This book will enable anyone to assess their own level of stress and reconsider their behaviour and health, with valuable tips on time management, exercise, nutrition and relaxation. CONTENTS: Introduction -- What is stress? -- A working model of stress -- Changing your thinking -- Changing your imagery -- Changing your behaviour -- Improving your physical health to help you conquer stress -- Dealing with work-related stress -- Stress self-audit -- Developing your own action plan.
The coach–client relationship is a fundamental factor in every coaching contract. In recent moves towards creating a conceptual Contextual Meta-model for Coaching, and in seeking to ask the question ‘What are the common themes that are effective in coaching and within what context’, Stober and Grant (2006) propose seven thematic factors. Two of these themes directly relate to the coach–client relationship, attesting to its imputed critical importance within the coaching process: • a meaningful relationship where the client believes that the coach will work in the client’s best interest • the coach’s role within a collaborative working alliance is to enhance the client’s development, performance or skill set, while appropriately pacing the intervention to both maintain challenge and facilitate change. Surprisingly, despite its putative contribution to coaching outcome, little research literature exists specifically on the coach–client relationship at a detailed level of investigation (see O’Broin and Palmer, 2006a). Conceptual coaching approaches construe the coach–client relationship differently, however few if any argue against the importance of a good working relationship between client and coach as an absolute minimum requirement. A working definition of the coach–client relationship that reflects the approach taken within this chapter is as follows: a unique, co-created, evolving relationship comprising the coaching alliance plus additional client and coach contributions.

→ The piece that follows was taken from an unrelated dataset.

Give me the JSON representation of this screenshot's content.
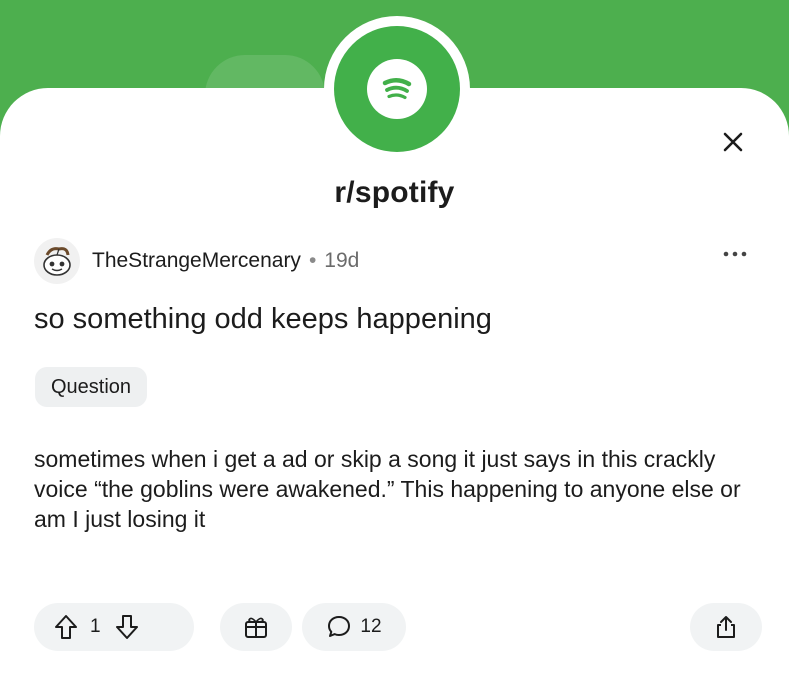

The word 'stress' is derived originally from stringere, a Latin word meaning 'to squeeze or press'. which was also used in the past to denote hardship.
The solution-focused, problem-solving approach provides tangible, goal-focused models for effective coaching within family businesses. In the family business context, coachees often choose to focus initially on business issues such as business strategy and challenges, organizational structure and understanding the market, as opposed to more personal developmental issues. In a family business setting it is often the case that the system of interest is the soft system, and the components of interest are the interpersonal relationships that make up the formal and informal business structure. Solution focused frameworks such as the PRACTICE model provide a credible and effective start point for coaching conversations within the family business setting. Stress Mapping and the ABCDEF model may be usefully combined with PRACTICE to facilitate a more in-depth and personally focused discussion addressing cognitive, emotional, and/or behavioural blocks if and when required by the coachee.
This article discusses the development of goal setting theory through induction. The processes such as formulating concepts and definitions, measurement issues, data gathering, data integration and presentation, identifying moderators and mediators, resolving contradictions, noting issues in application, expansions and extensions, and the role of induction in deduction are explained. A multi-decade effort that involves these processes led to a useful theory that has withstood the test of time.